She was style, and she was an old loneliness that nothing could quite wipe away; she was vastly knowledgeable about people, about books, about the mind’s emotions and the heart’s. She lived sometimes in a black box of memories and unanswerable questions, and then would come out and frolic — be feisty, and bold.
Mary Oliver on her partner Molly Cook.
I think the odd thing about memory is that not all memories are as clear as one another, just as not all moments of the present are that clear. So it’s very possible to remember with incredible clarity a moment that occurred to us, you know, in early childhood, while the whole of last week seems lost in a kind of murkiness. And if someone says, `Hey, what have you been up to?’ we can’t even remember anything. So our minds store information in very bizarre ways. And one of the things that [Marcel] Proust brilliantly brings out is the way that suddenly a bit of our past, a bit of memory, can surge in front of us when, for example, we smell a certain kind of smell that might have been around in our childhood, or we taste a long-unfamiliar food that we once had known. And these little stray moments can suddenly bring back to us a period of our lives that we thought was lost forever.
Alain de Botton
But every memory is turned over and over again, every word, however chance, written in the heart in the hope that memory will fulfill itself, and become flesh, and that the wanderers will find a way home, and the perished, whose lack we always feel, will step through the door finally and stroke our hair with dreaming, habitual fondness, not having meant to keep us waiting long.
Remembering that you are going to die is the best way I know to avoid the trap of thinking you have something to lose. You are already naked. There is no reason not to follow your heart.
Human memory is a wonderful but fallible instrument… The memories residing within us are not engraved in stone. Not only do they tend to fade over the years; they often change or even grow to incorporate extraneous features.
“Memory is never a precise duplicate of the original… it is a continuing act of creation.” Rosalind Cartwright
“What matters in life is not what happens to you but what you remember and how you remember it.” G
The School of Life suggests that we might be happier if we spent more time with our memories.
This short essay (with a poem by Billy Collins) from Parker Palmer at On Being reminds us that memory fails us all.
In an On Being interview, Psychologist Alan Dienstag works with Alzheimers patients and considers what memory means to people. You can also play the podcast on the link.

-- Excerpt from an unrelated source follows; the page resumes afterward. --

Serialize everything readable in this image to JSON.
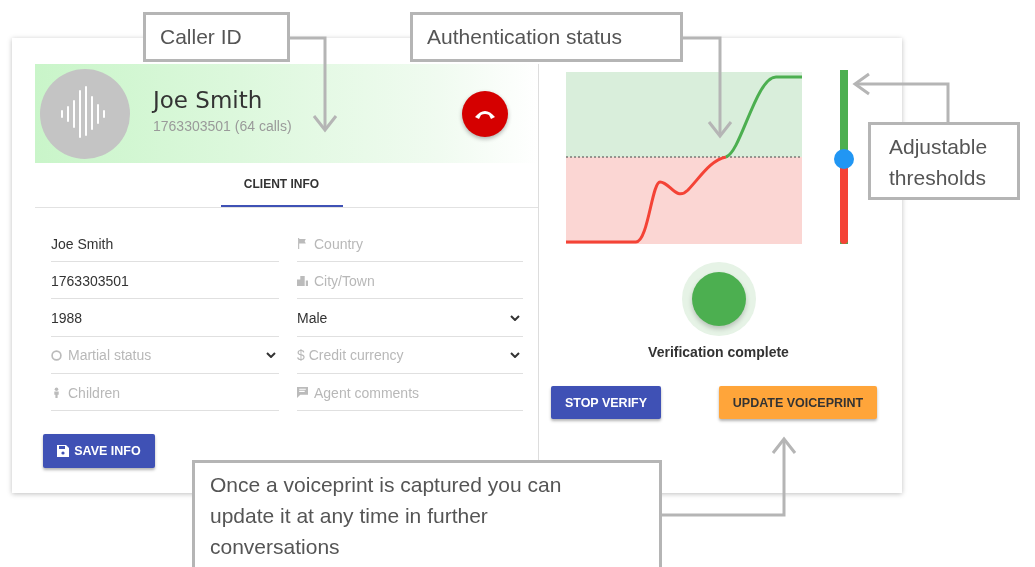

From Aeon Magazine, a fascinating piece on ancient and indigenous memory practices tied to song and place.
From the folks at the San Francisco Exploratorium, an essay on our minds and memories.
March 29, 2019
March 01, 2019
December 24, 2018